In 2019, when forces like WarnerMedia, NBCUniversal, and Viacom were just gearing up to take on Netflix, Hulu, and Amazon in the “streaming wars,” one of the greatest causes for consternation was The Office. Specifically, the fact that the NBC sitcom was leaving Netflix for the network’s own upcoming streaming service, Peacock. Despite the fact that The Office had been off the air for several years, it was the perennial favorite on Netflix for anyone who wanted something comfortable to watch again (and again and again and again).
For media prognosticators and company executives alike, there was really one big question about the future: What could replace The Office?
The Office for Peacock. which launched in July 2020, was supposed to be The Office itself.

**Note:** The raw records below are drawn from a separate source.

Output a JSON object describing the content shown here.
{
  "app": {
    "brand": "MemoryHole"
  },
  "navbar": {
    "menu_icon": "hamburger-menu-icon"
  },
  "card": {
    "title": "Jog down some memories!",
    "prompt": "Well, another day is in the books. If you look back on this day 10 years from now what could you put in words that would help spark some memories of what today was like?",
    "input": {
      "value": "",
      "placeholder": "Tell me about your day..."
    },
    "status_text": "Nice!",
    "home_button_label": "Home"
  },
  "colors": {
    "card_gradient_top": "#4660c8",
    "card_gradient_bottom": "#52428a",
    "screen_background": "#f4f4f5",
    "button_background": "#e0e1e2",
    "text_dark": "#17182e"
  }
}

And it worked, somewhat: The service has added nine million subscribers since Q4 2020. It’s an impressive number and the largest gain the company has seen post-launch. But a service can only add every episode of The Office to its streaming service once. Acquiring the rights to one beloved series — or two or three or four — doesn’t turn a streamer into a Netflix-sized juggernaut.
In fact, when Netflix lost Friends, another of its most consistent streaming hits that went to Peacock, the company’s executives said that they couldn’t even see the impact, suggesting that library content doesn’t inspire droves of people to subscribe, or unsubscribe, to a streaming service, no matter how many people love it. Old shows (and movies) that people love are a way to retain subscribers, and fill their time, not consistently gain new ones. Actual gain, as Netflix can attest, comes from flashy stuff like new series premieres. In its earnings report for Q1 2021, Netflix directly blamed a lighter slate of fresh content for a slowed growth in the quarter.

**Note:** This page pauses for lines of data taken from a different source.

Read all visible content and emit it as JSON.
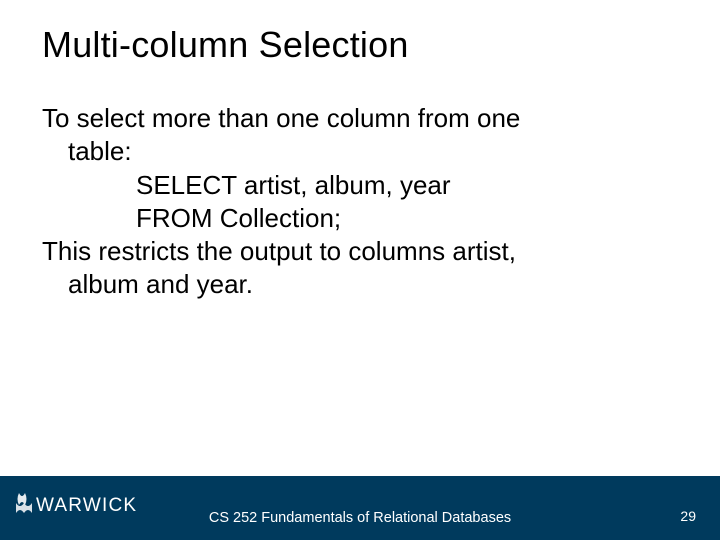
{
  "title": "Multi-column Selection",
  "body": {
    "intro_line1": "To select more than one column from one",
    "intro_line2": "table:",
    "sql_line1": "SELECT artist, album, year",
    "sql_line2": "FROM Collection;",
    "outro_line1": "This restricts the output to columns artist,",
    "outro_line2": "album and year."
  },
  "footer": {
    "logo_text": "WARWICK",
    "course": "CS 252 Fundamentals of Relational Databases",
    "page_number": "29"
  },
  "colors": {
    "footer_bg": "#003a5d"
  }
}
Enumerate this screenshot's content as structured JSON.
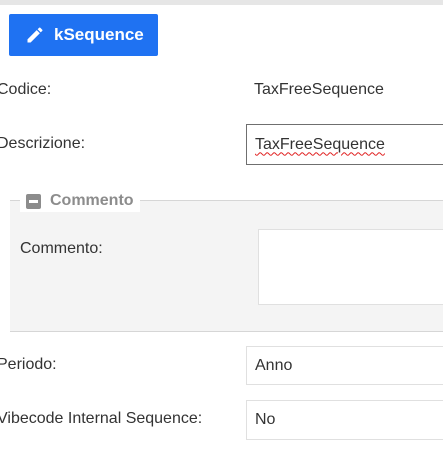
{
  "toolbar": {
    "action_label": "kSequence",
    "action_icon": "pencil-icon"
  },
  "form": {
    "codice_label": "Codice:",
    "codice_value": "TaxFreeSequence",
    "descrizione_label": "Descrizione:",
    "descrizione_value": "TaxFreeSequence",
    "commento_section": "Commento",
    "commento_label": "Commento:",
    "commento_value": "",
    "periodo_label": "Periodo:",
    "periodo_value": "Anno",
    "internal_label": "Vibecode Internal Sequence:",
    "internal_value": "No"
  },
  "colors": {
    "accent": "#1f72f2",
    "panel": "#f4f4f4",
    "legend": "#8c8c8c"
  }
}
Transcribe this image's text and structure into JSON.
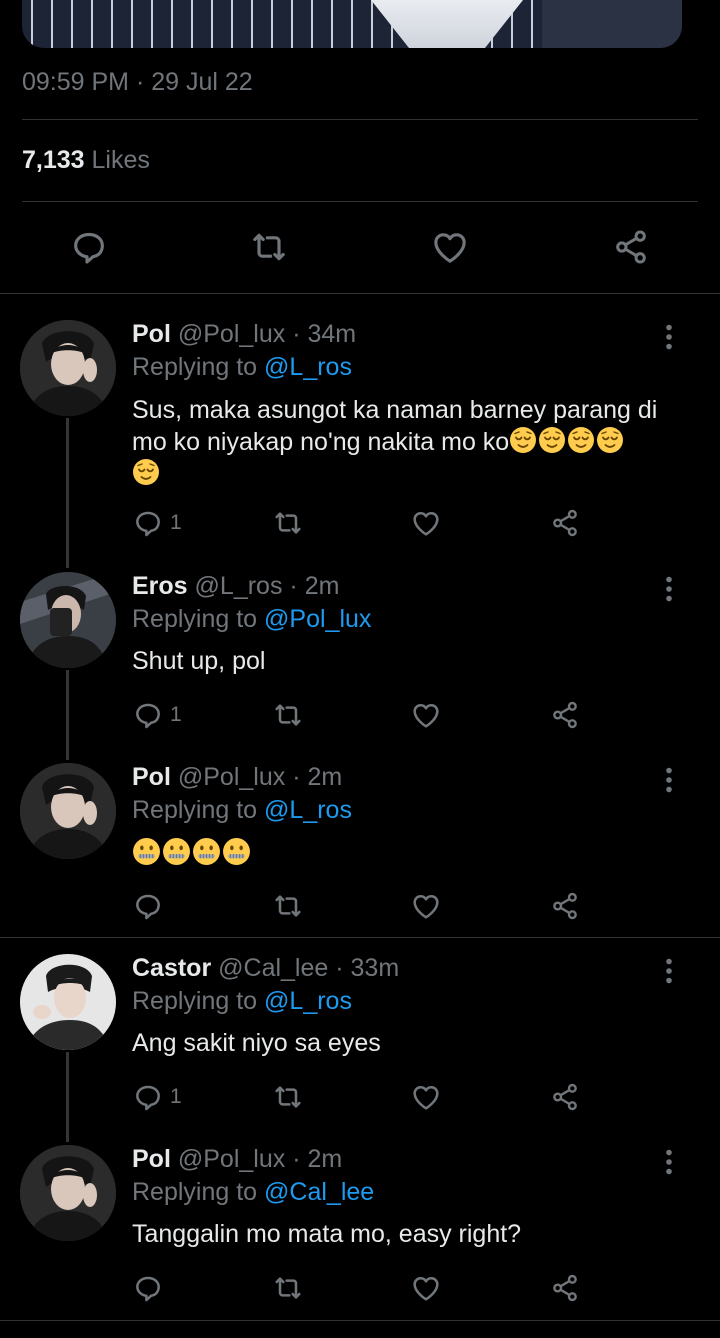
{
  "header": {
    "timestamp": "09:59 PM · 29 Jul 22"
  },
  "stats": {
    "likes_count": "7,133",
    "likes_label": "Likes"
  },
  "colors": {
    "accent": "#1d9bf0",
    "muted": "#71767b",
    "text": "#e7e9ea",
    "background": "#000000",
    "divider": "#2f3336"
  },
  "icons": {
    "reply": "comment-icon",
    "retweet": "retweet-icon",
    "like": "heart-icon",
    "share": "share-icon",
    "more": "more-vertical-icon"
  },
  "replies": [
    {
      "name": "Pol",
      "handle": "@Pol_lux",
      "sep": "·",
      "time": "34m",
      "replying_label": "Replying to",
      "mention": "@L_ros",
      "text": "Sus, maka asungot ka naman barney parang di mo ko niyakap no'ng nakita mo ko",
      "emoji": [
        "relieved-face",
        "relieved-face",
        "relieved-face",
        "relieved-face",
        "relieved-face"
      ],
      "reply_count": "1"
    },
    {
      "name": "Eros",
      "handle": "@L_ros",
      "sep": "·",
      "time": "2m",
      "replying_label": "Replying to",
      "mention": "@Pol_lux",
      "text": "Shut up, pol",
      "emoji": [],
      "reply_count": "1"
    },
    {
      "name": "Pol",
      "handle": "@Pol_lux",
      "sep": "·",
      "time": "2m",
      "replying_label": "Replying to",
      "mention": "@L_ros",
      "text": "",
      "emoji": [
        "zipper-mouth-face",
        "zipper-mouth-face",
        "zipper-mouth-face",
        "zipper-mouth-face"
      ],
      "reply_count": ""
    },
    {
      "name": "Castor",
      "handle": "@Cal_lee",
      "sep": "·",
      "time": "33m",
      "replying_label": "Replying to",
      "mention": "@L_ros",
      "text": "Ang sakit niyo sa eyes",
      "emoji": [],
      "reply_count": "1"
    },
    {
      "name": "Pol",
      "handle": "@Pol_lux",
      "sep": "·",
      "time": "2m",
      "replying_label": "Replying to",
      "mention": "@Cal_lee",
      "text": "Tanggalin mo mata mo, easy right?",
      "emoji": [],
      "reply_count": ""
    }
  ]
}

Now every service is searching for its perfect combination of new shows and legacy content. Apple was early to the pivot and launched without a library content, but free subscriptions with device purchases, the streamers’ slate of original shows like The Morning Show, For All Mankind, Mythic Quest, and perhaps most importantly, Ted Lasso have been gaining major acclaim, which may give it actual value in the long run.

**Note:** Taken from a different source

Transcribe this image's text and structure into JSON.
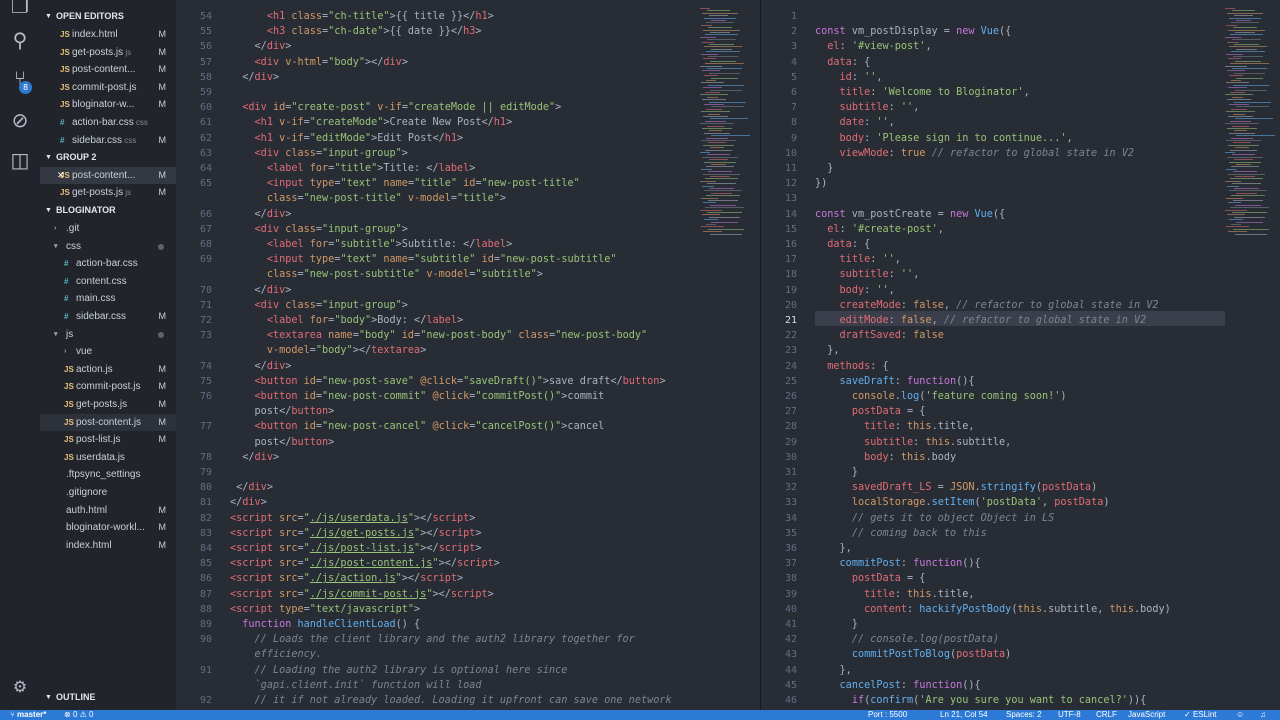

But while HBO Max, Peacock, Paramount Plus and everyone else is scrambling, one streaming service that no longer needs to find all of this is Disney Plus, because now it seems to be checking every kind of box with the Marvel Cinematic (and TV) Universe. A show like Loki is both an event series that gets people through the door, but the movies are The Office slayer.
While reactions to Marvel Studios’ third television series have been positive, one thing that’s sure is that the fans who showed up to make Avengers: Endgame the biggest movie on the planet are excited. Earlier this month Disney announced that Loki’s premiere was its most-watched Disney Plus episode ever. And Disney Plus’ subscription numbers tell a fairly similar story: The service has gained 30 million subscribers since Q4 2020, which ended just a few months before the January premiere of WandaVision. And instead of pointing ahead to movies like Shang-Chi or Eternals, the studios’ first theatrical release in nearly two years, Black Widow, used its after-credits scene to tease the upcoming Hawkeye series. For Marvel, there’s always more to stick around for.
The gains were also true for WandaVision and Falcon and Winter Soldier, and it won’t be surprising if Marvel announces major viewership for the finale of Loki either. These shows are Disney Plus’ big events. According to Parrot Analytics, Loki was the biggest show in the world back in June, across all platforms. They’re the attention grabbing new items that people can’t get with having a Disney Plus subscription.
But even if fans are enjoying Marvels’ series, it’s not obvious why the brand would be delivering Disney Plus’ version of The Office. Would anyone crave WandaVision episode 4 on a random Tuesday night? While Loki is getting a second season, it’s hard to imagine throwing a random episode of the series on no matter how many seasons it runs for.
Marvel’s shows don’t fit any of the categories that help make TV shows, especially sitcoms, become endlessly rewatchable. Whether it’s Criminal Minds or The Office or Friends, shows that qualify as “comfort viewing” often deliver stories that play out over a single episode and involve spending lots of time with characters you like. These Marvel shows are highly serialized, leaving single-episode, self-contained narratives out of the question, and they have small casts of characters over short seasons.
The good news for Marvel is that these shows don’t need to be people’s go-to rewatch. Because that’s exactly what the library of Marvel movies are for. The more Marvel movies there are, the more they become someone’s entertainment comfort food.
The Marvel movie library replaces procedural shows that people love to leave on with longer “episode” times. They’re quick and full of banter, most of them involve at least one other Avenger — or future Avenger — and once you’ve seen them once you probably get the gist enough to let your attention fade in and out in whatever way makes you happiest. On top of that, there are also 21 of them on Disney Plus right now (including Black Widow’s Premier Access), which gives subscribers at least 42 hours of superhero content to enjoy. Three more entries are set to hit theaters this year.
While Netflix and other streaming companies have spent the last several years trying to buy or build their Office replacements, Disney has been putting its own into theaters, quietly turning the most popular property of the last decade into the cornerstone of its streaming service.